### [Exercise requirements]
Report the lines of the material that carry the string "finale".

### [Records for processing]
───

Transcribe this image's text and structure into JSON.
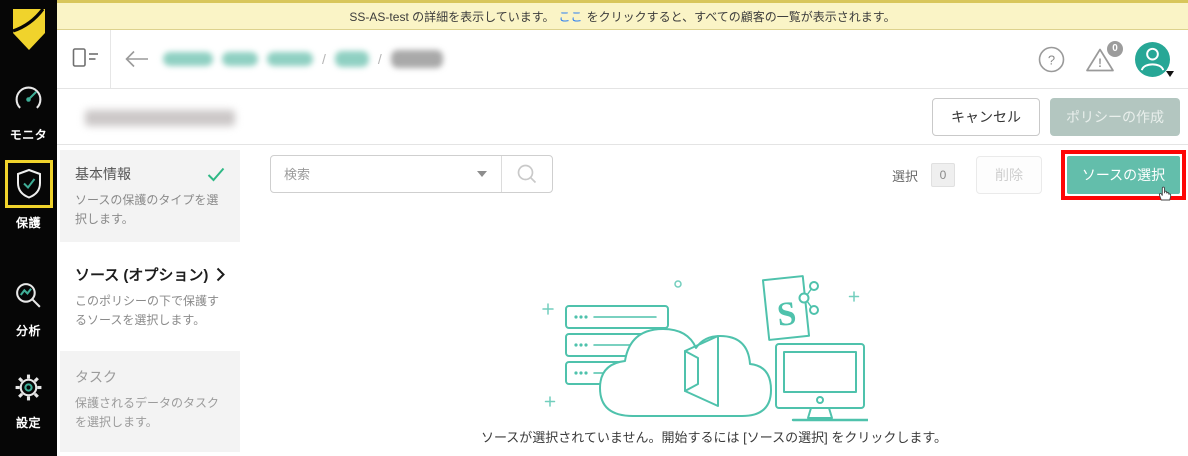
{
  "colors": {
    "accent_teal": "#63beab",
    "illustration_teal": "#4fc2ac",
    "logo_yellow": "#f0d32c",
    "banner_bg": "#faf4c6",
    "banner_link_blue": "#2d7ff0",
    "sidebar_bg": "#060606",
    "avatar_teal": "#27a796",
    "check_green": "#2eb885",
    "annotation_red": "#fe0505",
    "disabled_button_bg": "#b3c6c0"
  },
  "banner": {
    "text_before_link": "SS-AS-test の詳細を表示しています。",
    "link_text": "ここ",
    "text_after_link": "をクリックすると、すべての顧客の一覧が表示されます。"
  },
  "sidebar": {
    "items": [
      {
        "label": "モニタ",
        "icon": "gauge-icon",
        "active": false
      },
      {
        "label": "保護",
        "icon": "shield-check-icon",
        "active": true
      },
      {
        "label": "分析",
        "icon": "magnifier-chart-icon",
        "active": false
      },
      {
        "label": "設定",
        "icon": "gear-icon",
        "active": false
      }
    ]
  },
  "header": {
    "help_glyph": "?",
    "alert_glyph": "!",
    "alert_badge_count": "0"
  },
  "breadcrumb": {
    "separator": "/"
  },
  "page_actions": {
    "cancel_label": "キャンセル",
    "create_policy_label": "ポリシーの作成"
  },
  "steps": [
    {
      "title": "基本情報",
      "description": "ソースの保護のタイプを選択します。",
      "status": "complete"
    },
    {
      "title": "ソース (オプション)",
      "description": "このポリシーの下で保護するソースを選択します。",
      "status": "active"
    },
    {
      "title": "タスク",
      "description": "保護されるデータのタスクを選択します。",
      "status": "pending"
    }
  ],
  "toolbar": {
    "search_placeholder": "検索"
  },
  "selection": {
    "selected_label": "選択",
    "selected_count": "0",
    "delete_label": "削除",
    "select_source_label": "ソースの選択"
  },
  "empty_state": {
    "message": "ソースが選択されていません。開始するには [ソースの選択] をクリックします。"
  },
  "illustration": {
    "sharepoint_letter": "S"
  }
}
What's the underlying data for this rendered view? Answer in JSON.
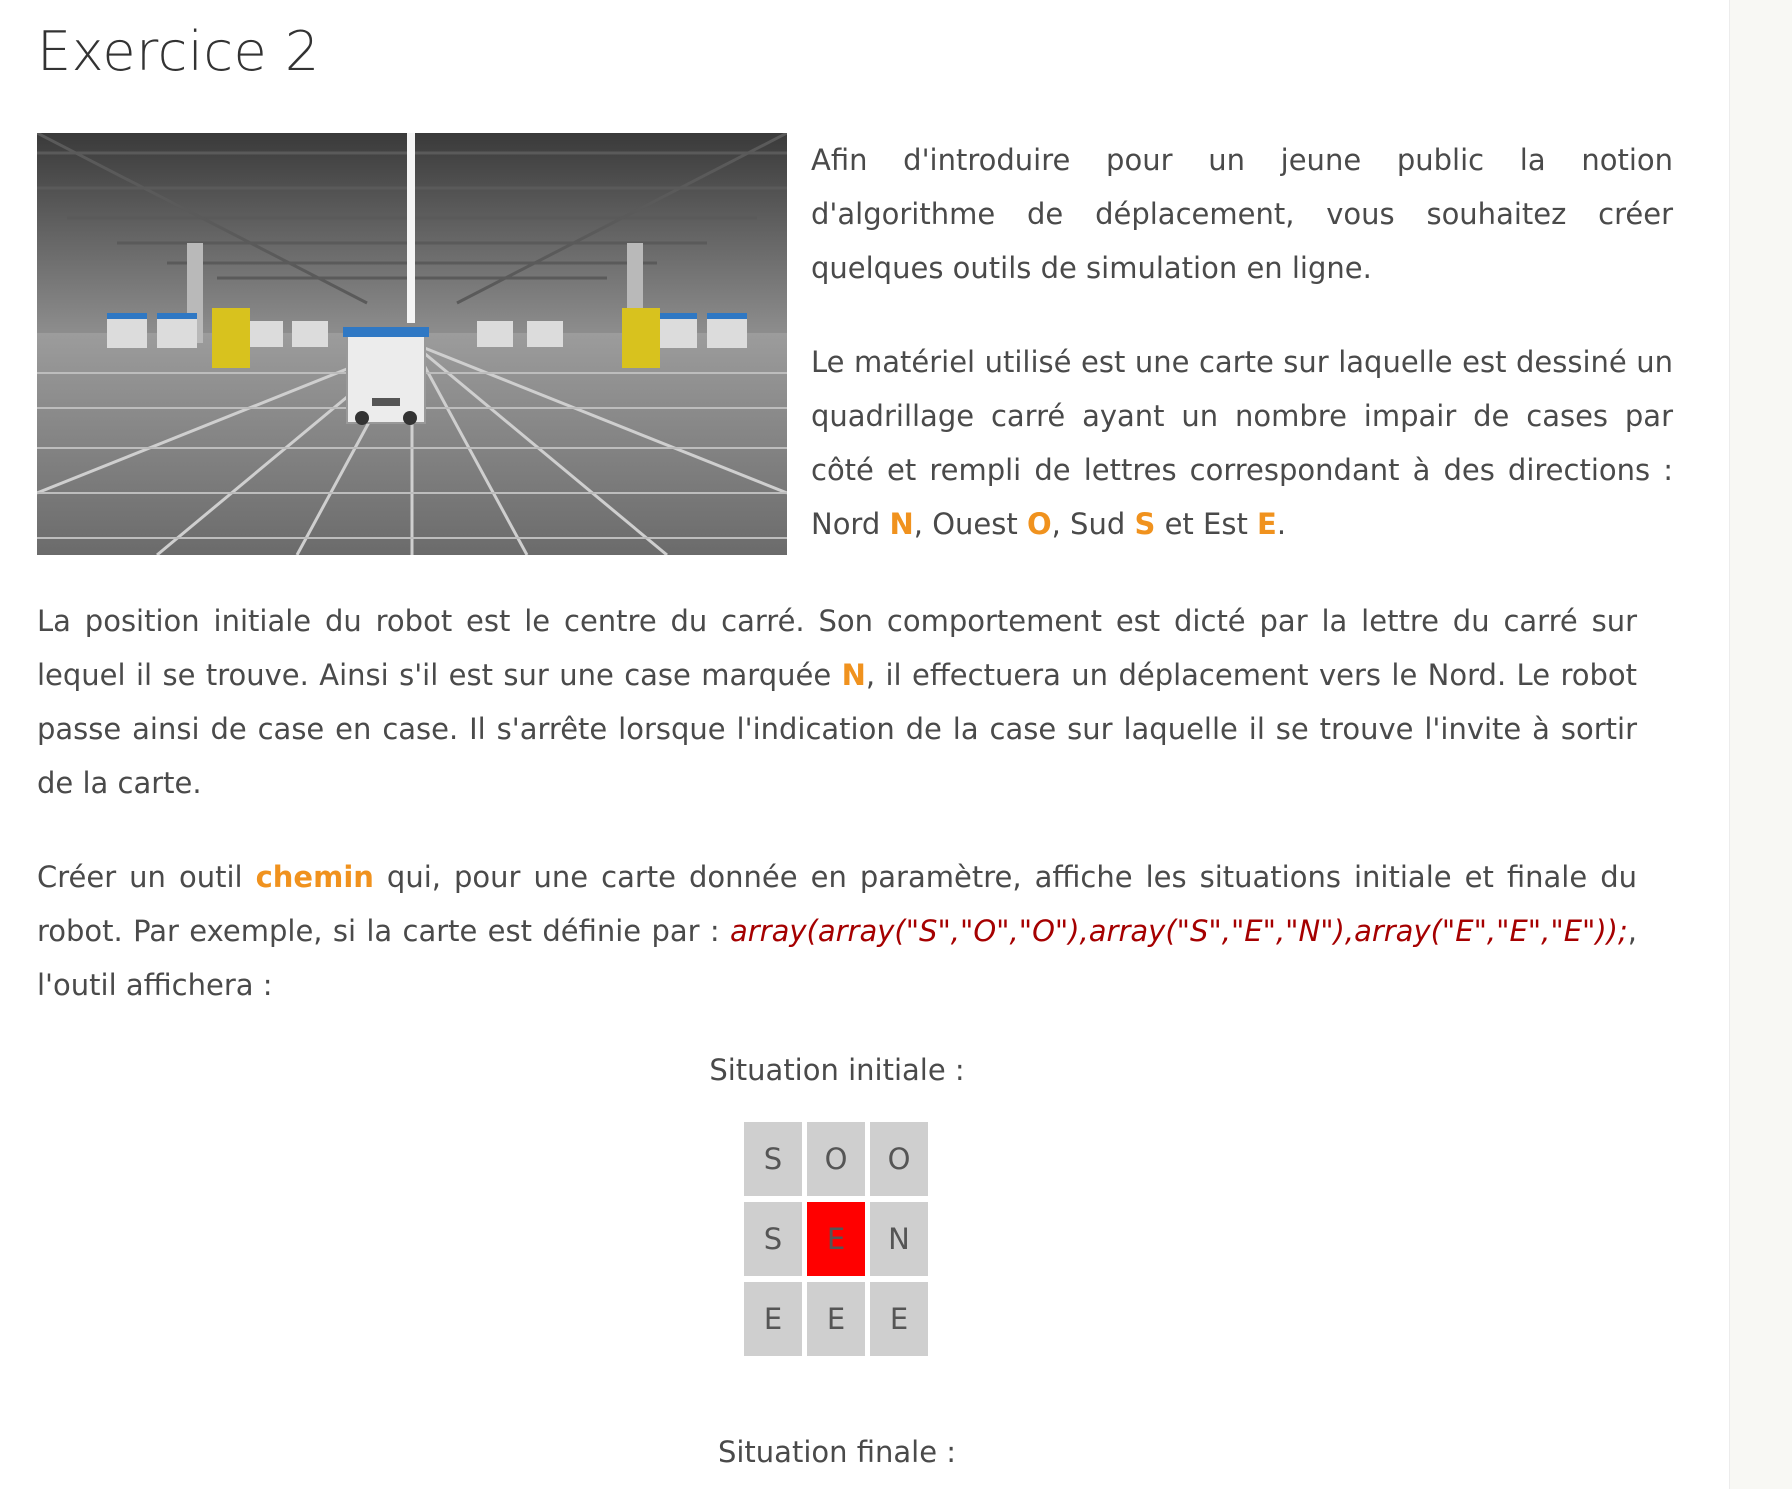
{
  "title": "Exercice 2",
  "intro_paragraph_1": "Afin d'introduire pour un jeune public la notion d'algorithme de déplacement, vous souhaitez créer quelques outils de simulation en ligne.",
  "intro_paragraph_2": {
    "text_before": "Le matériel utilisé est une carte sur laquelle est dessiné un quadrillage carré ayant un nombre impair de cases par côté et rempli de lettres correspondant à des directions : Nord ",
    "letter_n": "N",
    "sep_1": ", Ouest ",
    "letter_o": "O",
    "sep_2": ", Sud ",
    "letter_s": "S",
    "sep_3": " et Est ",
    "letter_e": "E",
    "end": "."
  },
  "paragraph_3": {
    "text_before": "La position initiale du robot est le centre du carré. Son comportement est dicté par la lettre du carré sur lequel il se trouve. Ainsi s'il est sur une case marquée ",
    "letter_n": "N",
    "text_after": ", il effectuera un déplacement vers le Nord. Le robot passe ainsi de case en case. Il s'arrête lorsque l'indication de la case sur laquelle il se trouve l'invite à sortir de la carte."
  },
  "paragraph_4": {
    "text_before": "Créer un outil ",
    "tool_name": "chemin",
    "text_middle": " qui, pour une carte donnée en paramètre, affiche les situations initiale et finale du robot. Par exemple, si la carte est définie par : ",
    "code": "array(array(\"S\",\"O\",\"O\"),array(\"S\",\"E\",\"N\"),array(\"E\",\"E\",\"E\"));",
    "text_after": ", l'outil affichera :"
  },
  "situation_initiale_label": "Situation initiale :",
  "grid": [
    [
      "S",
      "O",
      "O"
    ],
    [
      "S",
      "E",
      "N"
    ],
    [
      "E",
      "E",
      "E"
    ]
  ],
  "robot_cell": "E",
  "situation_finale_label": "Situation finale :",
  "colors": {
    "highlight": "#f0921e",
    "code": "#a50000",
    "robot": "#ff0000",
    "cell": "#cfcfcf"
  }
}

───

### [Exercise result]
    "text_middle": " qui, pour une carte donnée en paramètre, affiche les situations initiale et finale du robot. Par exemple, si la carte est définie par : ",
  "situation_finale_label": "Situation finale :",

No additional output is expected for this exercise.